### Material provided

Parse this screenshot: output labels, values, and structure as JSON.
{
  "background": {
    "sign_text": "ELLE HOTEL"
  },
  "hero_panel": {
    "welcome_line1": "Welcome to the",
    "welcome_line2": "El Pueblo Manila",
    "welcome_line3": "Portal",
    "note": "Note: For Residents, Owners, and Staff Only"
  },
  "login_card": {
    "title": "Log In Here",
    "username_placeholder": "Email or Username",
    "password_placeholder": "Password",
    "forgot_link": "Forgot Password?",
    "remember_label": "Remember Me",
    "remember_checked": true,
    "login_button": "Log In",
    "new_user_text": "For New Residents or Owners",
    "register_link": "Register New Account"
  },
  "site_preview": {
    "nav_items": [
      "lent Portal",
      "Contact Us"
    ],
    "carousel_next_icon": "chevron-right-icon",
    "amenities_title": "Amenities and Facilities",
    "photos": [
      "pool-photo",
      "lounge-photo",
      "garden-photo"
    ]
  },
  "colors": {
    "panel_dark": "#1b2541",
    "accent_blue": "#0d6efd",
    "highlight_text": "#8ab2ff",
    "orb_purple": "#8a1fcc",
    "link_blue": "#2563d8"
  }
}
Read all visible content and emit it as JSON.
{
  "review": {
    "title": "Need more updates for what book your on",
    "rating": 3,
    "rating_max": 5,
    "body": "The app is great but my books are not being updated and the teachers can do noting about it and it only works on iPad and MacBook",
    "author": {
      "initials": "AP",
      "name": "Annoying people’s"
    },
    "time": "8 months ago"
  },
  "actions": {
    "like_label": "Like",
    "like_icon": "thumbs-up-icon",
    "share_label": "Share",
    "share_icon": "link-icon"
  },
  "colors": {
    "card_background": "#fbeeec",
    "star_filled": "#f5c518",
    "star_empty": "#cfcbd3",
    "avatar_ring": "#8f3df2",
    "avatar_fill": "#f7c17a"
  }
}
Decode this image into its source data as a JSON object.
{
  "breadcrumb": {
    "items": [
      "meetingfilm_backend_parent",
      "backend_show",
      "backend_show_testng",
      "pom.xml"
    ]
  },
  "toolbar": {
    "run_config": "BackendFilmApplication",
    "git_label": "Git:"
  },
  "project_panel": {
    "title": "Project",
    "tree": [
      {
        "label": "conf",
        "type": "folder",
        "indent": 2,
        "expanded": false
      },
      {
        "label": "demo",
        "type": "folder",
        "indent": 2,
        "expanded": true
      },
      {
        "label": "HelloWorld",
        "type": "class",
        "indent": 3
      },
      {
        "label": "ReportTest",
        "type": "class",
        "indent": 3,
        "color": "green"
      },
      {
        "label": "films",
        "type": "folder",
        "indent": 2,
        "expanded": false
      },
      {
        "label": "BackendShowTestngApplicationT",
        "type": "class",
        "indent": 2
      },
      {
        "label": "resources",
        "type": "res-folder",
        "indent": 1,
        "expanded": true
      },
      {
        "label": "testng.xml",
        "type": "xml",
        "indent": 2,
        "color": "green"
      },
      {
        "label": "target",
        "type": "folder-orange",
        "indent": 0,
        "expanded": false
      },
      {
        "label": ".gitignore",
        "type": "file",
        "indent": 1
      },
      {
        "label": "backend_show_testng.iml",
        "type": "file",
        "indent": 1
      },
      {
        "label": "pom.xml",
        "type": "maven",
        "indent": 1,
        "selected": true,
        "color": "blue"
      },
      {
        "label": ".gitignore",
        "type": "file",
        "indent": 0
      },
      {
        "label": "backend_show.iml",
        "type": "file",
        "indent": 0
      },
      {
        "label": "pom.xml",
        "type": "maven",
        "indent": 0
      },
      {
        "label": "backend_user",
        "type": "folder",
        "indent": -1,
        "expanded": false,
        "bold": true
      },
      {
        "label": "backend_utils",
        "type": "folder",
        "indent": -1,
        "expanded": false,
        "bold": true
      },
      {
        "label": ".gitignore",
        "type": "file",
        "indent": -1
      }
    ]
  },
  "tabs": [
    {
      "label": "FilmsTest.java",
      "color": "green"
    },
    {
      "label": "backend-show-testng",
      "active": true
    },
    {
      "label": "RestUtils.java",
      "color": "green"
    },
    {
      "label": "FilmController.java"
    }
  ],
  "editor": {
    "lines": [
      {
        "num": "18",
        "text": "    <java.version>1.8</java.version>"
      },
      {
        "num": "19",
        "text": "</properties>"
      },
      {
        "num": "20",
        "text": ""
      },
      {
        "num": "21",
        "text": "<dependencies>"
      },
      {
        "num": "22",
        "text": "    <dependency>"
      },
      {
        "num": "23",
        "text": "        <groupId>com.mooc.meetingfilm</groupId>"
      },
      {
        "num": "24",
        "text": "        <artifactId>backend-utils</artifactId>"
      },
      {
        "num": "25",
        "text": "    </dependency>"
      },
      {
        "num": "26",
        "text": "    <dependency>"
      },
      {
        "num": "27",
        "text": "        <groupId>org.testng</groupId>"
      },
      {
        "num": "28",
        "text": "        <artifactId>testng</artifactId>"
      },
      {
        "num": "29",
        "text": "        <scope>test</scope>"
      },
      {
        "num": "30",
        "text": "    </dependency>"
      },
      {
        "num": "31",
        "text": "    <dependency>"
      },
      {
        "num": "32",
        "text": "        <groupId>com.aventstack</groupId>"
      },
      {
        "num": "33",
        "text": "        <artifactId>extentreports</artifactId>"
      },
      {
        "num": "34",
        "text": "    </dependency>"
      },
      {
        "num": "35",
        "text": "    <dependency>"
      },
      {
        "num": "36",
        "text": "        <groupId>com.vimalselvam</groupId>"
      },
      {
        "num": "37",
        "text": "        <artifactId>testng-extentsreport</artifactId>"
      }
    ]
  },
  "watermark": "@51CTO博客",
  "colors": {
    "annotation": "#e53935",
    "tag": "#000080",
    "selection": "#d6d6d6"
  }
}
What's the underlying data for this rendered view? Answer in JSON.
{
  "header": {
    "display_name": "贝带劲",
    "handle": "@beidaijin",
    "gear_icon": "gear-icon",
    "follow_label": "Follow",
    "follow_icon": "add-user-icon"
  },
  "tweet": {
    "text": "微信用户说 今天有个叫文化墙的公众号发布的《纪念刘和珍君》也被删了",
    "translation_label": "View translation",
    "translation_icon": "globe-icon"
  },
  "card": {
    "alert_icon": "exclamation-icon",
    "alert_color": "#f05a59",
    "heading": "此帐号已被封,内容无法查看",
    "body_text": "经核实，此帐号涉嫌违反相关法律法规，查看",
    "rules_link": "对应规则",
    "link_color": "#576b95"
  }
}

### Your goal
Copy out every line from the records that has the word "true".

### Response to this task
    "remember_checked": true,
        "expanded": true
        "expanded": true
        "selected": true,
        "bold": true
        "bold": true
      "active": true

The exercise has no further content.